(Source records)
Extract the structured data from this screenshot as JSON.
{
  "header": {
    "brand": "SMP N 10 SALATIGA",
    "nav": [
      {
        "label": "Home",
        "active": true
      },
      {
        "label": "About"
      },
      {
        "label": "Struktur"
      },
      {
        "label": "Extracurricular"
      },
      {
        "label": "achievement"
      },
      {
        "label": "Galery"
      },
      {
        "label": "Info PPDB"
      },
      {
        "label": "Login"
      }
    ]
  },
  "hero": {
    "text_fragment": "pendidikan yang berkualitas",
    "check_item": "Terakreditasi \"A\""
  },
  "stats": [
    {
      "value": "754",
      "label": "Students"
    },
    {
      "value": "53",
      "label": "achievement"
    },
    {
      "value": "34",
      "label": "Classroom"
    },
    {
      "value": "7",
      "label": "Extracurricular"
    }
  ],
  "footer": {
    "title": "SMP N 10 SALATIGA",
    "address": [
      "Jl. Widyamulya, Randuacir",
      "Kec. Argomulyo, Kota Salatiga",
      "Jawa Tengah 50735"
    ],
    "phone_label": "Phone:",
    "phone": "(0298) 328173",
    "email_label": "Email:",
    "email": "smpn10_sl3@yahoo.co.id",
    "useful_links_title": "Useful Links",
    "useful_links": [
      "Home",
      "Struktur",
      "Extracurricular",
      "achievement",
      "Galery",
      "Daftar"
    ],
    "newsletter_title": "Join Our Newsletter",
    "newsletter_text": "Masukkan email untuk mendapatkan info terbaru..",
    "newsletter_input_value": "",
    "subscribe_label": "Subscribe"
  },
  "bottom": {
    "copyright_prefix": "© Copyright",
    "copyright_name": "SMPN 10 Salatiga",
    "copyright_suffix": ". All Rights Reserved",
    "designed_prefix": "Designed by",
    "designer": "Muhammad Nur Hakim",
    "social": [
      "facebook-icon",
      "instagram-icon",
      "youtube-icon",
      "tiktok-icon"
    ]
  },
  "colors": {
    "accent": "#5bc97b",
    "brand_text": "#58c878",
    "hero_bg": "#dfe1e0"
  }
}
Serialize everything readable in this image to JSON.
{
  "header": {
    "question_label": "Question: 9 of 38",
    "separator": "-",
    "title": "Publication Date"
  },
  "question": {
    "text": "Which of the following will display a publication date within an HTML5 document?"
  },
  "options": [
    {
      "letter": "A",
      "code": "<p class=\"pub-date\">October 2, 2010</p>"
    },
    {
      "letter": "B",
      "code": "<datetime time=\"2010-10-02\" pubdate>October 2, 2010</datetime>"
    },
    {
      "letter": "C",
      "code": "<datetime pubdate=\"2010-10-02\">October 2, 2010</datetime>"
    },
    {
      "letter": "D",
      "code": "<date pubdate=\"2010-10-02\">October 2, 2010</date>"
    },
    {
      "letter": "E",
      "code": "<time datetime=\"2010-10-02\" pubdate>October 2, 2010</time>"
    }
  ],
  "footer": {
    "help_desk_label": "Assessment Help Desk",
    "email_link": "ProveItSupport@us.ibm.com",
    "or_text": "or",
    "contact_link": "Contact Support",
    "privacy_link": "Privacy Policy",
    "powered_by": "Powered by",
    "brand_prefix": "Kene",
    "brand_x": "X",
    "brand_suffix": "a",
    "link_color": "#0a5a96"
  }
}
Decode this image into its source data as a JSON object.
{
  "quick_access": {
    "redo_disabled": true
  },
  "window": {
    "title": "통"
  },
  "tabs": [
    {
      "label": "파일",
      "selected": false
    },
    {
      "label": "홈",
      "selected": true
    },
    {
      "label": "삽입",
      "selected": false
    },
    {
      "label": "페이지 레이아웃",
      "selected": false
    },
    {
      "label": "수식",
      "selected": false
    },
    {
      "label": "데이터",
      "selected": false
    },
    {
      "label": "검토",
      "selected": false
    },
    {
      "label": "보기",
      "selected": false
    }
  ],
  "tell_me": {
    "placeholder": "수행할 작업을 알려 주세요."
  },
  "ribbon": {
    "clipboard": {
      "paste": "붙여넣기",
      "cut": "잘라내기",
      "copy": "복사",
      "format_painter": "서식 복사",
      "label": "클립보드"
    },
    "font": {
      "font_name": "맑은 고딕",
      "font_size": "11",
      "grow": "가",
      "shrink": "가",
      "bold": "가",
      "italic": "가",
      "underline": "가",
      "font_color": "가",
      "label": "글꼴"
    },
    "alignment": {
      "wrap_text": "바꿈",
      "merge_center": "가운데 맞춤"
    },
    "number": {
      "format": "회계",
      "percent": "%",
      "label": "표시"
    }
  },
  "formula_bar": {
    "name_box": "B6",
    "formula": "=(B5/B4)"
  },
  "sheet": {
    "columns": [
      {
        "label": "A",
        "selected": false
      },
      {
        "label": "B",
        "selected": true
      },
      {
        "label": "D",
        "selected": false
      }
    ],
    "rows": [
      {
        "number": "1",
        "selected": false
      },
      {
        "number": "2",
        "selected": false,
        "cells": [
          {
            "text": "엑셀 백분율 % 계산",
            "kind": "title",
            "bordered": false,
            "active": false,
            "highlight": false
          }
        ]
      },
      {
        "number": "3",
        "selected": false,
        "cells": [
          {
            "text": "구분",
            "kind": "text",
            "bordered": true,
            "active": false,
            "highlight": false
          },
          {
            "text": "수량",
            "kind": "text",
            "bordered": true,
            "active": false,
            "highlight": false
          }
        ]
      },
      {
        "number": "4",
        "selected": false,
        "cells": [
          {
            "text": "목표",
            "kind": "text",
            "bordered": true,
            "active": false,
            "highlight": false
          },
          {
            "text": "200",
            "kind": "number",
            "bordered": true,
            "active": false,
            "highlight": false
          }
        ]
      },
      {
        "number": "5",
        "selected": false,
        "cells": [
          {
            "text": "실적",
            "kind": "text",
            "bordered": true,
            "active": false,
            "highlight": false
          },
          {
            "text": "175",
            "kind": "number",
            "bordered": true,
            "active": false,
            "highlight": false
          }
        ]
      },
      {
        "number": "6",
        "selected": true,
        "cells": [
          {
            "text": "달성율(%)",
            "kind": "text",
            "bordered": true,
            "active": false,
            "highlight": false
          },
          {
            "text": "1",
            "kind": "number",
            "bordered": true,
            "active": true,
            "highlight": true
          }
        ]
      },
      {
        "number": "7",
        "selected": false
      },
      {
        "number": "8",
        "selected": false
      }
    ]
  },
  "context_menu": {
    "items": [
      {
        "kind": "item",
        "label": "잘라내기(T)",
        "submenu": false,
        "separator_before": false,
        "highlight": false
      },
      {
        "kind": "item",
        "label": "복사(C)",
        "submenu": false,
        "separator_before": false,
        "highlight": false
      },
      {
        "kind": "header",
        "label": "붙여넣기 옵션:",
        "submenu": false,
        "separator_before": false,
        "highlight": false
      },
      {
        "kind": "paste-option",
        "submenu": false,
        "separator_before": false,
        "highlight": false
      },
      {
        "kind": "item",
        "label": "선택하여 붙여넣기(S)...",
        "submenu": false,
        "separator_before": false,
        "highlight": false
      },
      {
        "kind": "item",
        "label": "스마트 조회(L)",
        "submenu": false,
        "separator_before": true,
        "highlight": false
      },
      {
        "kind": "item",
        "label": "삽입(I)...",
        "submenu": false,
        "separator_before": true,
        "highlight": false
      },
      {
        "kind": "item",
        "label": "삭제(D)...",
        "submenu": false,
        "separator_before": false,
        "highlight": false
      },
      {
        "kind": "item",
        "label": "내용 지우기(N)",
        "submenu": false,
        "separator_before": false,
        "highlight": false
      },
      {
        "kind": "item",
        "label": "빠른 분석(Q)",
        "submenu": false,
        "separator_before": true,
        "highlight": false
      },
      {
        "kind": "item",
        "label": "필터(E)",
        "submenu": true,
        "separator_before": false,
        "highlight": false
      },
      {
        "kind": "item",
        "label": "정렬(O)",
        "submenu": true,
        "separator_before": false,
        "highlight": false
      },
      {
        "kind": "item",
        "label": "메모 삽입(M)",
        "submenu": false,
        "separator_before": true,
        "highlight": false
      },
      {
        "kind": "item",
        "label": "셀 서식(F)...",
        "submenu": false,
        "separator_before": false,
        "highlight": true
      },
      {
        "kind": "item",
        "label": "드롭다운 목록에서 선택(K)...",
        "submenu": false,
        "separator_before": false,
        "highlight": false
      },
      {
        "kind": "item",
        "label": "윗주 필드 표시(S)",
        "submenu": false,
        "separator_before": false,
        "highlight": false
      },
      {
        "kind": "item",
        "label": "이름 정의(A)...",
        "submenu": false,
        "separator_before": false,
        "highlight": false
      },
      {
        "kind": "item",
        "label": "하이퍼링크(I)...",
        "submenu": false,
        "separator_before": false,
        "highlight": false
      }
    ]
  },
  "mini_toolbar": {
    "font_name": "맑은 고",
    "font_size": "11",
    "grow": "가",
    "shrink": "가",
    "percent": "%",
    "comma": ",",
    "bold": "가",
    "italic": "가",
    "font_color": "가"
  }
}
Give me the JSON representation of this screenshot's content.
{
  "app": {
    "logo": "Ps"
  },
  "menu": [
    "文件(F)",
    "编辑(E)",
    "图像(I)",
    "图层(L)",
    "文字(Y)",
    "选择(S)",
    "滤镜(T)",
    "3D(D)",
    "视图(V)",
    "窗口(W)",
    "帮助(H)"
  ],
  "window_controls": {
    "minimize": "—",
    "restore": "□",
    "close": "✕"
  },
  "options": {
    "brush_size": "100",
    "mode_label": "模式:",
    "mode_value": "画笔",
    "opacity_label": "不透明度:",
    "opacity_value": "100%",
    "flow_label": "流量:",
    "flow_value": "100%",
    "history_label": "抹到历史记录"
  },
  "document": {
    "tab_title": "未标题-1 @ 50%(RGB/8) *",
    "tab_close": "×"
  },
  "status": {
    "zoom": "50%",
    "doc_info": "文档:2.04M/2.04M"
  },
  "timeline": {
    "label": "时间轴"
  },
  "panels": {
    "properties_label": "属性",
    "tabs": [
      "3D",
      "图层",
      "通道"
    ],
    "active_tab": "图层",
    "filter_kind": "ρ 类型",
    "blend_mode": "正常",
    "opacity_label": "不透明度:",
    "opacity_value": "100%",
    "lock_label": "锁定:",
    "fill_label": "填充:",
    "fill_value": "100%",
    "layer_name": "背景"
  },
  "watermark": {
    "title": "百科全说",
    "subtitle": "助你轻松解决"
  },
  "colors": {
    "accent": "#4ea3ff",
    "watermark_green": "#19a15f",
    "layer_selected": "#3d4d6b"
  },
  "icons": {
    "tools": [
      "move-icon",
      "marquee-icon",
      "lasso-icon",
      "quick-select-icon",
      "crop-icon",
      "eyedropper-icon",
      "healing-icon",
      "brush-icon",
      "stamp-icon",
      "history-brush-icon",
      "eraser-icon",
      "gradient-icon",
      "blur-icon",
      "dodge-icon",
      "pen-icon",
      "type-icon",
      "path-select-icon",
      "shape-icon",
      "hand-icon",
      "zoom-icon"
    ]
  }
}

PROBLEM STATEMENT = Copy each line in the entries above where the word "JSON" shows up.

RESULT OF THE EXERCISE =
Extract the structured data from this screenshot as JSON.
Serialize everything readable in this image to JSON.
Decode this image into its source data as a JSON object.
Give me the JSON representation of this screenshot's content.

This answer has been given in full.